Issues with EdTech

No consent

Families are not empowered to withhold consent to EdTech platforms’ data practices. 

I never agreed to that! Most parents reasonably expect that information collected about their children during the school day, or using computers and tablets required by their school, will be used only for the very limited purpose of educating their children. Most parents would not expect that information collected about their kids is being commercialized or used for other purposes without parents’ actual consent. But this is happening: the nonprofit Internet Safety Labs (ISL) found that 60% of school apps sent student data to third party advertising platforms and that a mere 14% of schools enable parents to consent to technology use.

Turning privacy law on its head. In order to collect and commercialize student data without parent consent–or even over parents’ express objections–EdTech companies exploit loopholes in two federal laws meant to protect kids’ privacy:

  • Family Educational Rights and Privacy Act (FERPA). FERPA generally requires written parental consent to disclose student information to third parties, but permits “school officials” to do so in certain narrow circumstances. EdTech companies have turned this exception on its head, deeming themselves in their Terms of Service to be “school officials” with the right to collect and disseminate student information, but without submitting to the school’s direct control as required by the law.
  • Children’s Online Privacy Protection Act (COPPA). COPPA provides children under 13 additional protection against exploitative data practices.  EdTech companies and schools often erroneously claim that COPPA broadly permits schools to consent on behalf of parentsto the collection and commercial use of student information, even over parents’ express objections. The spirit and letter of this exception is far more limited than is the actual practice. Furthermore, it only applies to the FTC’s enforcement of COPPA. A law meant to protect the rights of young people on the internet should not be used to undermine their rights, but that is routinely happening. 
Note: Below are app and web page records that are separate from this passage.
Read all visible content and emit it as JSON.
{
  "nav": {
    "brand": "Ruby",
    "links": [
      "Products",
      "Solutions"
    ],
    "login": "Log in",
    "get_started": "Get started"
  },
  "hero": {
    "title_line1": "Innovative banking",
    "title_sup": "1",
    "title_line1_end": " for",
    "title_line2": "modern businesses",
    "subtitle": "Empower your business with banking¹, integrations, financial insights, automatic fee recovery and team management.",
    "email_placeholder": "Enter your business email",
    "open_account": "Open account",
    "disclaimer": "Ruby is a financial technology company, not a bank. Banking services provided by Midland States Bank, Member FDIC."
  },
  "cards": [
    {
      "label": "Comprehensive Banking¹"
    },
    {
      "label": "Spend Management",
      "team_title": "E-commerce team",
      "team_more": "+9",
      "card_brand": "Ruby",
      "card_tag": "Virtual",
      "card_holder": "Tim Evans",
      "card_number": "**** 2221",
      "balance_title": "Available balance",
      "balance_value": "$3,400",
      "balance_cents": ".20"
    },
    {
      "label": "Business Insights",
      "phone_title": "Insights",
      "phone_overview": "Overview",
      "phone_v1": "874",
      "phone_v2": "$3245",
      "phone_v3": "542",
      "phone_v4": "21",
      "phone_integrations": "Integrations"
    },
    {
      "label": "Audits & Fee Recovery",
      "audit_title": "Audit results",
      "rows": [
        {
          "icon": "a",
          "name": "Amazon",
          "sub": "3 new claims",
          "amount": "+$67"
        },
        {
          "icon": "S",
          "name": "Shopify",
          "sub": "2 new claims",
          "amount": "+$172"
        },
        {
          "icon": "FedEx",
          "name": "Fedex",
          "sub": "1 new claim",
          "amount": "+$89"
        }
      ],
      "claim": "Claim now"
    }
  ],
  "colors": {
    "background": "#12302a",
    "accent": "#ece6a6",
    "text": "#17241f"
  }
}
Retaliation and FOMO. Further, parents and their kids frequently forgo efforts to opt out of these platforms–or even seek information about them–for fear of retaliation by school officials. They don’t want to be viewed as “high maintenance” or create more work for already overworked teachers. They also don’t want to risk their children being ostracized or missing out on academic, extracurricular, or social opportunities by not being present and active on certain platforms.

Consent is not possible. The result is that the basic requirements of consent are absent: EdTech companies fail to disclose, in clear terms, what information they are collecting and how that information is used, so that parents and students can make an informed decision about whether to provide their consent to those practices. And parents seeking to opt out are left with undesirable consequences and alternatives.
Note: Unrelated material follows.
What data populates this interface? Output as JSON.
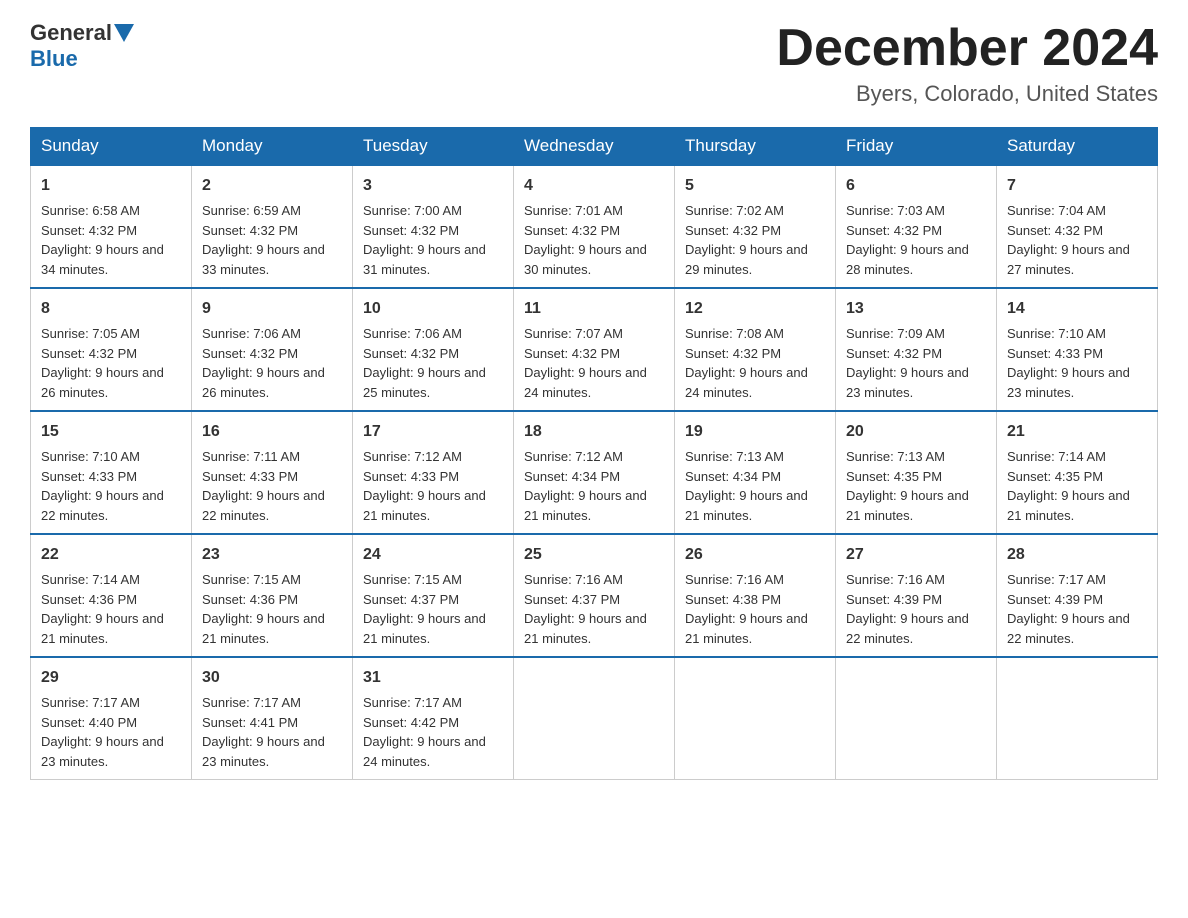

Double standard. By contrast, many schools require their students to sign “responsible use contracts” detailing the requirements that they are expected to follow when using school technologies, which many describe as a “privilege.” Never included in these “contracts” are the requirements that schools and EdTech platforms agree to follow to protect students in return. Such illusory agreements are unconscionable.

A dangerous lesson. What are we teaching young people when we show them that their consent is meaningless; that their consent can be overridden by commercial interests; or that their consent can be coerced by threatening to withhold the public education to which they are entitled? Children deserve better and a healthy society demands it.
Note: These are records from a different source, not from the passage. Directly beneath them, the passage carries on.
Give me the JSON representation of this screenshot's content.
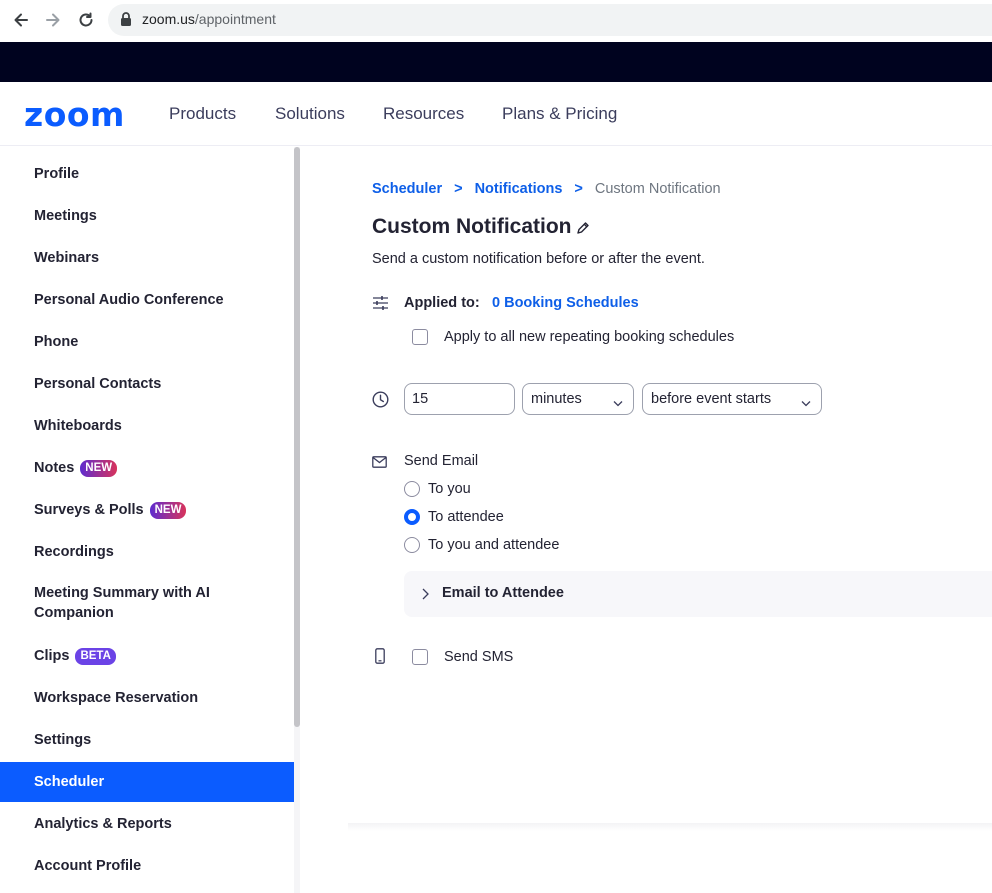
{
  "browser": {
    "url_host": "zoom.us",
    "url_path": "/appointment"
  },
  "header": {
    "logo": "zoom",
    "nav": [
      "Products",
      "Solutions",
      "Resources",
      "Plans & Pricing"
    ]
  },
  "sidebar": {
    "items": [
      {
        "label": "Profile"
      },
      {
        "label": "Meetings"
      },
      {
        "label": "Webinars"
      },
      {
        "label": "Personal Audio Conference"
      },
      {
        "label": "Phone"
      },
      {
        "label": "Personal Contacts"
      },
      {
        "label": "Whiteboards"
      },
      {
        "label": "Notes",
        "badge": "NEW"
      },
      {
        "label": "Surveys & Polls",
        "badge": "NEW"
      },
      {
        "label": "Recordings"
      },
      {
        "label": "Meeting Summary with AI Companion"
      },
      {
        "label": "Clips",
        "badge": "BETA"
      },
      {
        "label": "Workspace Reservation"
      },
      {
        "label": "Settings"
      },
      {
        "label": "Scheduler",
        "active": true
      },
      {
        "label": "Analytics & Reports"
      },
      {
        "label": "Account Profile"
      }
    ]
  },
  "breadcrumb": {
    "items": [
      "Scheduler",
      "Notifications",
      "Custom Notification"
    ],
    "separator": ">"
  },
  "main": {
    "title": "Custom Notification",
    "subtitle": "Send a custom notification before or after the event.",
    "applied_to_label": "Applied to:",
    "applied_to_link": "0 Booking Schedules",
    "apply_all_label": "Apply to all new repeating booking schedules",
    "apply_all_checked": false,
    "time_value": "15",
    "unit_selected": "minutes",
    "timing_selected": "before event starts",
    "send_email_label": "Send Email",
    "email_options": [
      {
        "label": "To you",
        "checked": false
      },
      {
        "label": "To attendee",
        "checked": true
      },
      {
        "label": "To you and attendee",
        "checked": false
      }
    ],
    "email_section_label": "Email to Attendee",
    "send_sms_label": "Send SMS",
    "send_sms_checked": false
  },
  "colors": {
    "brand": "#0b5cff",
    "link": "#0e5fe8",
    "top_band": "#00031f",
    "text": "#232333"
  }
}
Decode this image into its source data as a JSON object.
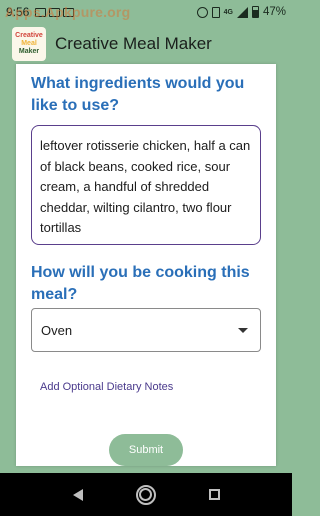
{
  "status_bar": {
    "time": "9:56",
    "watermark": "Apps.Apkpure.org",
    "network": "4G",
    "battery": "47%"
  },
  "app": {
    "title": "Creative Meal Maker",
    "logo_text": [
      "Creative",
      "Meal",
      "Maker"
    ]
  },
  "form": {
    "ingredients_question": "What ingredients would you like to use?",
    "ingredients_value": "leftover rotisserie chicken, half a can of black beans, cooked rice, sour cream, a handful of shredded cheddar, wilting cilantro, two flour tortillas",
    "cooking_question": "How will you be cooking this meal?",
    "cooking_method_selected": "Oven",
    "dietary_notes_link": "Add Optional Dietary Notes",
    "submit_label": "Submit"
  },
  "colors": {
    "accent_green": "#8ebc98",
    "question_blue": "#2a6fb8",
    "input_border_purple": "#5a3f8c"
  },
  "icons": {
    "nav_back": "back-triangle-icon",
    "nav_home": "home-circle-icon",
    "nav_recent": "recent-apps-square-icon",
    "dropdown": "caret-down-icon"
  }
}
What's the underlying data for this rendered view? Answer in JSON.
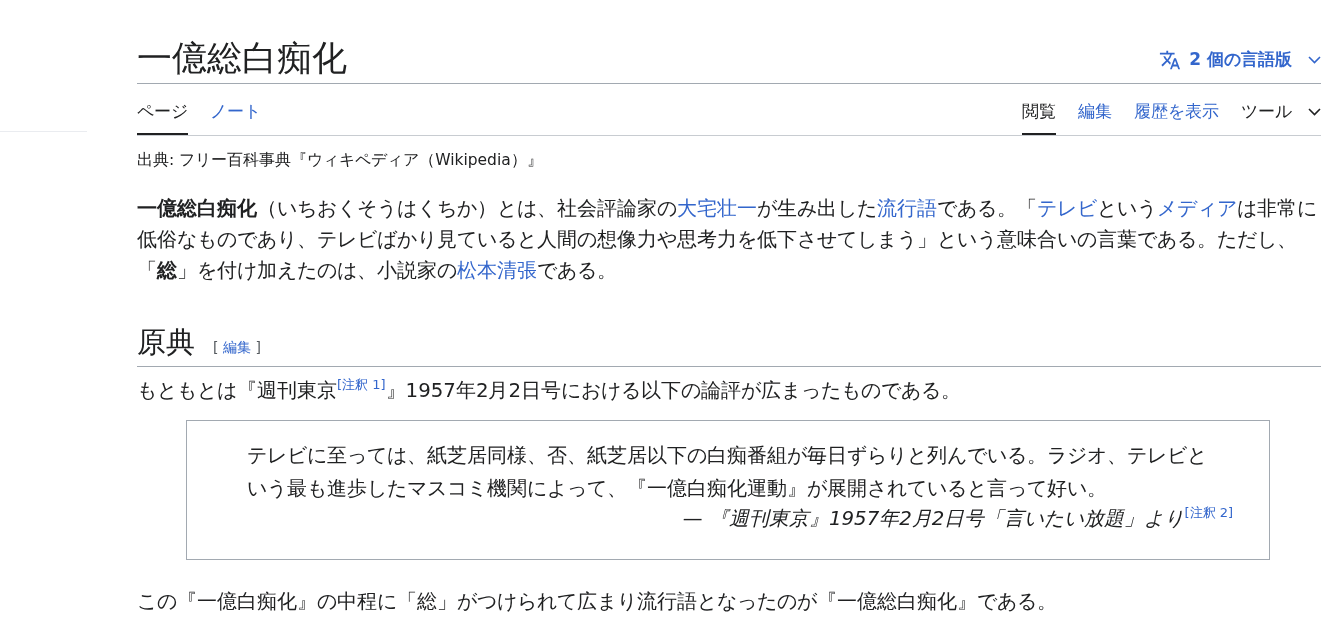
{
  "page_title": "一億総白痴化",
  "language_button": {
    "label": "2 個の言語版"
  },
  "namespace_tabs": [
    {
      "label": "ページ",
      "selected": true
    },
    {
      "label": "ノート",
      "selected": false
    }
  ],
  "view_tabs": [
    {
      "label": "閲覧",
      "selected": true,
      "kind": "link"
    },
    {
      "label": "編集",
      "selected": false,
      "kind": "link"
    },
    {
      "label": "履歴を表示",
      "selected": false,
      "kind": "link"
    },
    {
      "label": "ツール",
      "selected": false,
      "kind": "menu"
    }
  ],
  "source_line": "出典: フリー百科事典『ウィキペディア（Wikipedia）』",
  "intro": [
    {
      "text": "一億総白痴化",
      "kind": "bold"
    },
    {
      "text": "（いちおくそうはくちか）とは、社会評論家の",
      "kind": "plain"
    },
    {
      "text": "大宅壮一",
      "kind": "link"
    },
    {
      "text": "が生み出した",
      "kind": "plain"
    },
    {
      "text": "流行語",
      "kind": "link"
    },
    {
      "text": "である。「",
      "kind": "plain"
    },
    {
      "text": "テレビ",
      "kind": "link"
    },
    {
      "text": "という",
      "kind": "plain"
    },
    {
      "text": "メディア",
      "kind": "link"
    },
    {
      "text": "は非常に低俗なものであり、テレビばかり見ていると人間の想像力や思考力を低下させてしまう」という意味合いの言葉である。ただし、「",
      "kind": "plain"
    },
    {
      "text": "総",
      "kind": "bold"
    },
    {
      "text": "」を付け加えたのは、小説家の",
      "kind": "plain"
    },
    {
      "text": "松本清張",
      "kind": "link"
    },
    {
      "text": "である。",
      "kind": "plain"
    }
  ],
  "sections": [
    {
      "heading": "原典",
      "edit_link": {
        "open": "[",
        "label": "編集",
        "close": "]"
      },
      "blocks": [
        {
          "kind": "paragraph",
          "segments": [
            {
              "text": "もともとは『週刊東京",
              "kind": "plain"
            },
            {
              "text": "[注釈 1]",
              "kind": "ref"
            },
            {
              "text": "』1957年2月2日号における以下の論評が広まったものである。",
              "kind": "plain"
            }
          ]
        },
        {
          "kind": "quote",
          "text": "テレビに至っては、紙芝居同様、否、紙芝居以下の白痴番組が毎日ずらりと列んでいる。ラジオ、テレビという最も進歩したマスコミ機関によって、『一億白痴化運動』が展開されていると言って好い。",
          "attribution": [
            {
              "text": "— ",
              "kind": "plain"
            },
            {
              "text": "『週刊東京』1957年2月2日号「言いたい放題」より",
              "kind": "italic"
            },
            {
              "text": "[注釈 2]",
              "kind": "ref"
            }
          ]
        },
        {
          "kind": "paragraph",
          "segments": [
            {
              "text": "この『一億白痴化』の中程に「総」がつけられて広まり流行語となったのが『一億総白痴化』である。",
              "kind": "plain"
            }
          ]
        }
      ]
    }
  ]
}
Further Reading

Further reading:

School Mobile Apps Student Data Sharing Behavior. ISL (May 2021)

K-12 EdTech Benchmark Findings Part II. ISL. (July 2023)

“How Dare They Peep into My Private Life?” Children’s Rights Violations by Governments that Endorsed Online Learning During the Covid-19 Pandemic. Human Rights Watch (May 25, 2022).

The State Student Privacy Report Card. The Network for Public Education (NPE) & the Parent Coalition for Student Privacy (January 2019).